There are several treatment options for asthma and its related cough.
Controller medications are a commonly used method of treating asthma. Inhaled corticosteroids help decrease lung inflammation, one of the causes of asthma cough. These are used on a long-term basis, unlike oral corticosteroids, which are used for short periods of time during severe flare-ups.
Doctors prescribe quick-relief inhalers to have on hand in case of wheezing and coughing flare-ups. Most of these treatments fall into the class of short acting beta-antagonists.
According to the American Academy of Allergy, Asthma, and Immunology, quick-relief inhalers should not take the place of controller medications and should be used less than twice a week. A doctor may also recommend them for use before exercise or during an illness.

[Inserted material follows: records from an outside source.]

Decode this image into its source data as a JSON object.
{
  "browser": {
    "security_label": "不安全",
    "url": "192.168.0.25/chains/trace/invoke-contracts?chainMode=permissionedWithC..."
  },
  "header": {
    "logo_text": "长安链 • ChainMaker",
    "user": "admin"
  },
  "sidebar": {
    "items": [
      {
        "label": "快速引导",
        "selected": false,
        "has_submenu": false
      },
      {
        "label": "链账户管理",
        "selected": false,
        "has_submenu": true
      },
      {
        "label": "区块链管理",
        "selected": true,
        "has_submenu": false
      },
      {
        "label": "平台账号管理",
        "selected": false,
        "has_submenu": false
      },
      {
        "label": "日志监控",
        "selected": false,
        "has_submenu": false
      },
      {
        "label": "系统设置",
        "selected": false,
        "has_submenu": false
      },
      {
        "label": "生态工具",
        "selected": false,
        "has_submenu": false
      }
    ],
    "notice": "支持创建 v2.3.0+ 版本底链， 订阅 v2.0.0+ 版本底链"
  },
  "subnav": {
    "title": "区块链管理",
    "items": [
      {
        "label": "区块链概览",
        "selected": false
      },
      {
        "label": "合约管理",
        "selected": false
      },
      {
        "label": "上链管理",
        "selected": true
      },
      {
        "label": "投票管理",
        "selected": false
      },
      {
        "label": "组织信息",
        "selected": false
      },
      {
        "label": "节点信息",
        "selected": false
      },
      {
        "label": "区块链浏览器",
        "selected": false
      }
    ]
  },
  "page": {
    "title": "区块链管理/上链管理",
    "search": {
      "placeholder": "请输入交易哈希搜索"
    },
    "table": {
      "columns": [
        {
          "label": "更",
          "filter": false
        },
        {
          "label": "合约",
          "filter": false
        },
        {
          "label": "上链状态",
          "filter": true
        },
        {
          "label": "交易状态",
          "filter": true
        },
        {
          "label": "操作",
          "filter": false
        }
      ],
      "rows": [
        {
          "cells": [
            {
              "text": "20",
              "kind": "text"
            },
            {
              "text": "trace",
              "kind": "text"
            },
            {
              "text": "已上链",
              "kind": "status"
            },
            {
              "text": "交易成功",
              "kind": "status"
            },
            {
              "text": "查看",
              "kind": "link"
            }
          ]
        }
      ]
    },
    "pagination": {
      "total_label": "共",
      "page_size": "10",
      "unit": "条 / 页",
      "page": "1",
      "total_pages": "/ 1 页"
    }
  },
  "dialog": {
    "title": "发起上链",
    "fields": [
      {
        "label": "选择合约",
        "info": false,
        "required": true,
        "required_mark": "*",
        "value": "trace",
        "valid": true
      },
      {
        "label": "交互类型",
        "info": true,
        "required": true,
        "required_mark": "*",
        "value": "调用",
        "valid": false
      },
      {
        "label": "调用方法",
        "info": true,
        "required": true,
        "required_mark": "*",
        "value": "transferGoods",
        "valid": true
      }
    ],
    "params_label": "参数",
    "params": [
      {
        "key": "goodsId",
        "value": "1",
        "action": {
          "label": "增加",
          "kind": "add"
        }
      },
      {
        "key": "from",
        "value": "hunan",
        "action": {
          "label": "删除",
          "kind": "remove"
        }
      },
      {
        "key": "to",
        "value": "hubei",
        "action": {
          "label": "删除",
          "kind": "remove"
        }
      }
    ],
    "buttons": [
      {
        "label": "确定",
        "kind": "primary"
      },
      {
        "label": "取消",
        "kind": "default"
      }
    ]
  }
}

Consider talking with a doctor if you find you rely on your quick-relief inhaler more often than recommended.
Long-term oral medications such as leukotriene modifiers may also relieve asthma cough. One such drug is montelukast (Singulair). Leukotriene modifiers work by treating asthma symptoms related to allergic rhinitis.
Learn more about asthma medications.
Alternative treatments may help an asthmatic cough, but they are complementary treatments. Never use alternative treatments in a medical emergency or stop prescription medications for homeopathic medicine.
Reach out to a doctor if you want to try any of the following options to help with your asthma coughing:
- herbs, such as dried ivy and gingko
- yoga breathing (pranayama)
Aside from treatment, you can help decrease how often you experience your asthma cough with a few lifestyle changes. For example, placing a humidifier in your room can help ease coughing at night. You may also have to limit outdoor activities if the air quality is poor.
One of the most important prevention tools for living with asthma is learning to identify your asthma triggers.
You should avoid irritants and triggers that can worsen your cough. Some common triggers include:
- cigarette smoke
- chemicals and cleaners
- cold air
- weather changes
- low humidity
- pet dander
- viral infections
If allergies make your asthma worse, you may also need to prevent and treat allergen exposure before your asthma symptoms get better.
While asthma itself is not “curable,” you can manage your symptoms and find relief. Treating asthma symptoms like coughing is also important to prevent lung damage, especially in children.
With proper management, your cough should eventually ease. Be sure to reach out to a doctor if your asthma cough continues despite treatment.